A Municipal Harbor Plan can be used to further guide the application of these discretionary standards to meet local interests. This does not mean that a Municipal Harbor Plan may contradict the provisions of Chapter 91 regulations, but it does allow a community to establish guidelines for applying these general standards to specific situations.

Local zoning can address some of these topics, although the Town will have to decide whether it has sufficient authority to establish the standards it deems necessary. Only the state has the authority to protect some public interests in tidelands. Where the Town lacks authority to protect public trust issues, it may attempt to use zoning to reach the same end. However, due to protection of private property rights, this may lead to some form of compensation, or “trade-off” as a means to reach the desired goal.

A significant legal difference exists, however, between the authorities on which Chapter 91 and local zoning are based. Zoning is based on the “police powers”—the protection of public health, welfare, and safety—and all decisions must be justified under these powers.

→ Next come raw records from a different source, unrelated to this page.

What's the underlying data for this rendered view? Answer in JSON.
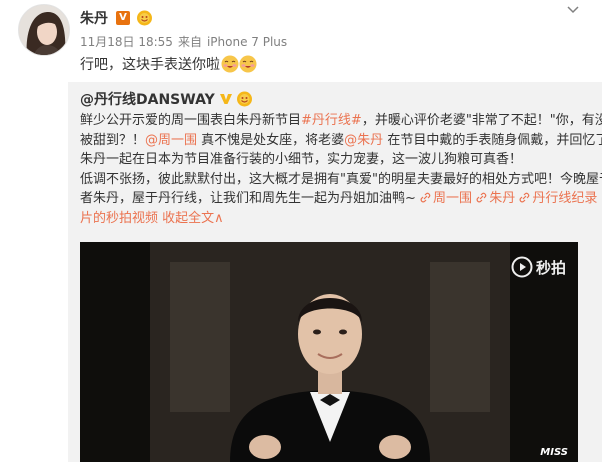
{
  "post": {
    "author": "朱丹",
    "verified_badge": "V",
    "time": "11月18日 18:55",
    "source_prefix": "来自",
    "source": "iPhone 7 Plus",
    "text": "行吧，这块手表送你啦"
  },
  "repost": {
    "author": "@丹行线DANSWAY",
    "lines": [
      {
        "segments": [
          {
            "text": "鲜少公开示爱的周一围表白朱丹新节目",
            "type": "text"
          },
          {
            "text": "#丹行线#",
            "type": "link"
          },
          {
            "text": "，并暖心评价老婆\"非常了不起！\"你，有没有",
            "type": "text"
          }
        ]
      },
      {
        "segments": [
          {
            "text": "被甜到？！",
            "type": "text"
          },
          {
            "text": "@周一围",
            "type": "link"
          },
          {
            "text": " 真不愧是处女座，将老婆",
            "type": "text"
          },
          {
            "text": "@朱丹",
            "type": "link"
          },
          {
            "text": " 在节目中戴的手表随身佩戴，并回忆了与",
            "type": "text"
          }
        ]
      },
      {
        "segments": [
          {
            "text": "朱丹一起在日本为节目准备行装的小细节，实力宠妻，这一波儿狗粮可真香！",
            "type": "text"
          }
        ]
      },
      {
        "segments": [
          {
            "text": "低调不张扬，彼此默默付出，这大概才是拥有\"真爱\"的明星夫妻最好的相处方式吧！今晚屋于行",
            "type": "text"
          }
        ]
      },
      {
        "segments": [
          {
            "text": "者朱丹，屋于丹行线，让我们和周先生一起为丹姐加油鸭~ ",
            "type": "text"
          },
          {
            "text": "周一围",
            "type": "iconlink"
          },
          {
            "text": " ",
            "type": "text"
          },
          {
            "text": "朱丹",
            "type": "iconlink"
          },
          {
            "text": " ",
            "type": "text"
          },
          {
            "text": "丹行线纪录",
            "type": "iconlink"
          }
        ]
      },
      {
        "segments": [
          {
            "text": "片的秒拍视频",
            "type": "link"
          },
          {
            "text": " ",
            "type": "text"
          },
          {
            "text": "收起全文",
            "type": "link"
          },
          {
            "text": "∧",
            "type": "link"
          }
        ]
      }
    ],
    "video": {
      "platform": "秒拍",
      "watermark": "MISS"
    }
  },
  "colors": {
    "link": "#eb7350",
    "repost_bg": "#f2f2f2",
    "badge_orange": "#e8720f",
    "badge_yellow": "#f5b719"
  },
  "icons": [
    "avatar",
    "verified-v-icon",
    "medal-icon",
    "more-caret-icon",
    "laugh-emoji-icon",
    "link-icon",
    "play-icon"
  ]
}
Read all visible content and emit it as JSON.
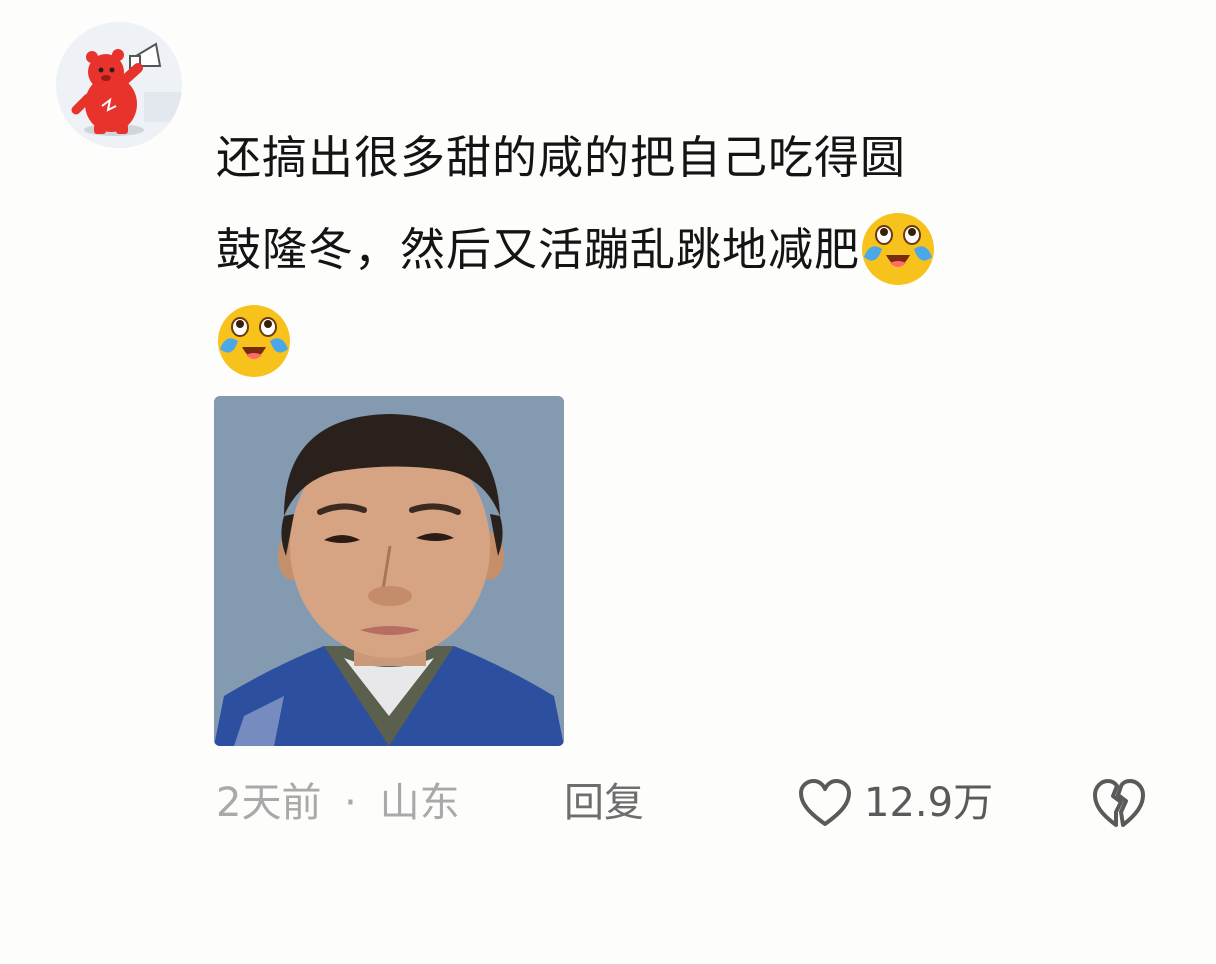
{
  "comment": {
    "text_line1": "还搞出很多甜的咸的把自己吃得圆",
    "text_line2": "鼓隆冬，然后又活蹦乱跳地减肥",
    "emoji_name": "laughing-crying-emoji"
  },
  "footer": {
    "time": "2天前",
    "separator": "·",
    "location": "山东",
    "reply_label": "回复",
    "like_count": "12.9万"
  },
  "icons": {
    "avatar": "red-bear-megaphone-avatar",
    "like": "heart-outline-icon",
    "dislike": "broken-heart-icon"
  },
  "colors": {
    "text": "#141414",
    "meta": "#a9a9a9",
    "reply": "#6e6e6e",
    "avatar_red": "#e8322c",
    "emoji_yellow": "#f8c21c"
  }
}
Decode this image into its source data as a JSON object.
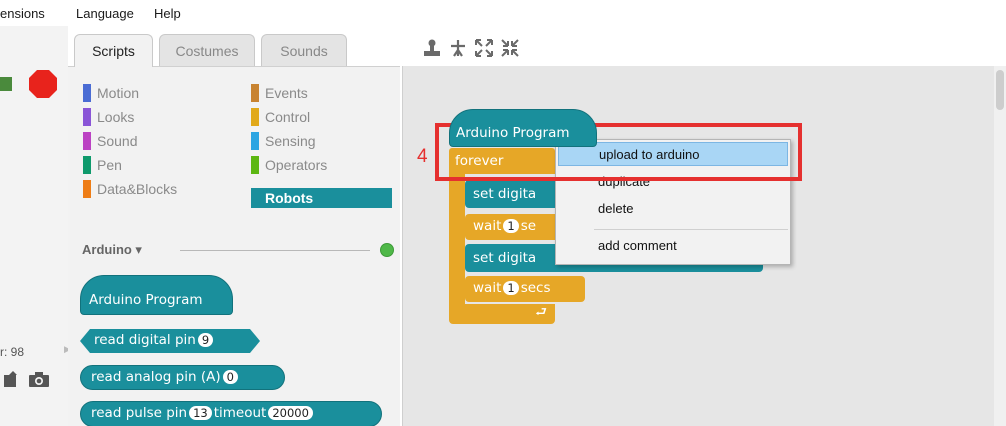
{
  "menubar": {
    "items": [
      "ensions",
      "Language",
      "Help"
    ]
  },
  "stage": {
    "coord_label": "r: 98"
  },
  "tabs": [
    "Scripts",
    "Costumes",
    "Sounds"
  ],
  "toolbar": {
    "icons": [
      "stamp-icon",
      "grow-icon",
      "expand-icon",
      "shrink-icon"
    ]
  },
  "categories": [
    {
      "label": "Motion",
      "color": "#4a6cd4"
    },
    {
      "label": "Looks",
      "color": "#8a55d7"
    },
    {
      "label": "Sound",
      "color": "#bb42c3"
    },
    {
      "label": "Pen",
      "color": "#0e9a6c"
    },
    {
      "label": "Data&Blocks",
      "color": "#ee7d16"
    },
    {
      "label": "Events",
      "color": "#c88330"
    },
    {
      "label": "Control",
      "color": "#e1a91a"
    },
    {
      "label": "Sensing",
      "color": "#2ca5e2"
    },
    {
      "label": "Operators",
      "color": "#5cb712"
    },
    {
      "label": "Robots",
      "color": "#1a8f9c"
    }
  ],
  "extension": {
    "header": "Arduino ▾"
  },
  "palette_blocks": {
    "arduino_program": "Arduino Program",
    "read_digital": {
      "text": "read digital pin",
      "arg": "9"
    },
    "read_analog": {
      "text": "read analog pin (A)",
      "arg": "0"
    },
    "read_pulse": {
      "text": "read pulse pin",
      "arg1": "13",
      "mid": "timeout",
      "arg2": "20000"
    }
  },
  "script": {
    "hat": "Arduino Program",
    "forever": "forever",
    "set1": "set digita",
    "wait1": {
      "text": "wait",
      "arg": "1",
      "unit": "se"
    },
    "set2": "set digita",
    "wait2": {
      "text": "wait",
      "arg": "1",
      "unit": "secs"
    },
    "loop_arrow": "⮐"
  },
  "context_menu": {
    "items": [
      "upload to arduino",
      "duplicate",
      "delete",
      "add comment"
    ],
    "highlighted": "upload to arduino"
  },
  "annotation": {
    "number": "4",
    "color": "#e5302f"
  }
}
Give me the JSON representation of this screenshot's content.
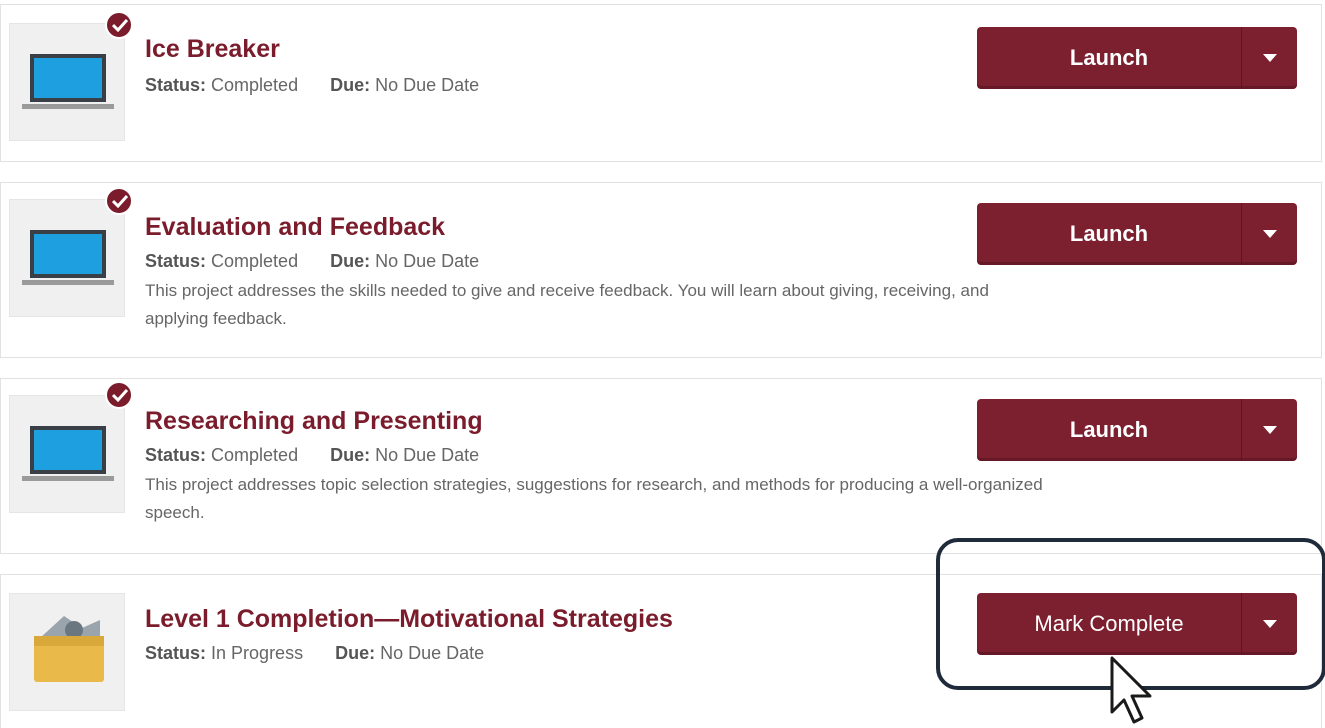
{
  "labels": {
    "status": "Status:",
    "due": "Due:"
  },
  "items": [
    {
      "title": "Ice Breaker",
      "status": "Completed",
      "due": "No Due Date",
      "description": "",
      "button": "Launch",
      "icon": "laptop-icon",
      "completed": true
    },
    {
      "title": "Evaluation and Feedback",
      "status": "Completed",
      "due": "No Due Date",
      "description": "This project addresses the skills needed to give and receive feedback. You will learn about giving, receiving, and applying feedback.",
      "button": "Launch",
      "icon": "laptop-icon",
      "completed": true
    },
    {
      "title": "Researching and Presenting",
      "status": "Completed",
      "due": "No Due Date",
      "description": "This project addresses topic selection strategies, suggestions for research, and methods for producing a well-organized speech.",
      "button": "Launch",
      "icon": "laptop-icon",
      "completed": true
    },
    {
      "title": "Level 1 Completion—Motivational Strategies",
      "status": "In Progress",
      "due": "No Due Date",
      "description": "",
      "button": "Mark Complete",
      "icon": "folder-icon",
      "completed": false
    }
  ],
  "colors": {
    "accent": "#7a1c2c",
    "button": "#7c1f2f",
    "highlight": "#1f2b3a"
  }
}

Chapter 91, however, is based on public property rights (certain property rights in tidelands are held in trust by the state for the benefit of the public, even though the land otherwise may be privately owned.) Decisions under Chapter 91, therefore have a wider latitude than merely public health, welfare, and safety.

There is no regulatory language to suggest that a Municipal Harbor Plan will lead to greater availability of state funding for implementation or other harbor-related activities. Experience has not shown any measurable difference between types of plans in the gaining state funds.

There is nothing in state statute or regulation to preclude a town developing both a local harbor plan and a Municipal Harbor Plan.

In determining whether a Municipal Harbor Plan or a local harbor plan is most suitable, the Town needs to determine the issues to be addressed and the steps necessary for their management. If sufficient management options exist at the local level, a Municipal Harbor Plan may not be necessary. If, however, it would be beneficial to use the Chapter 91 process in better managing waterfront issues, a Municipal Harbor Plan may be the ideal vehicle.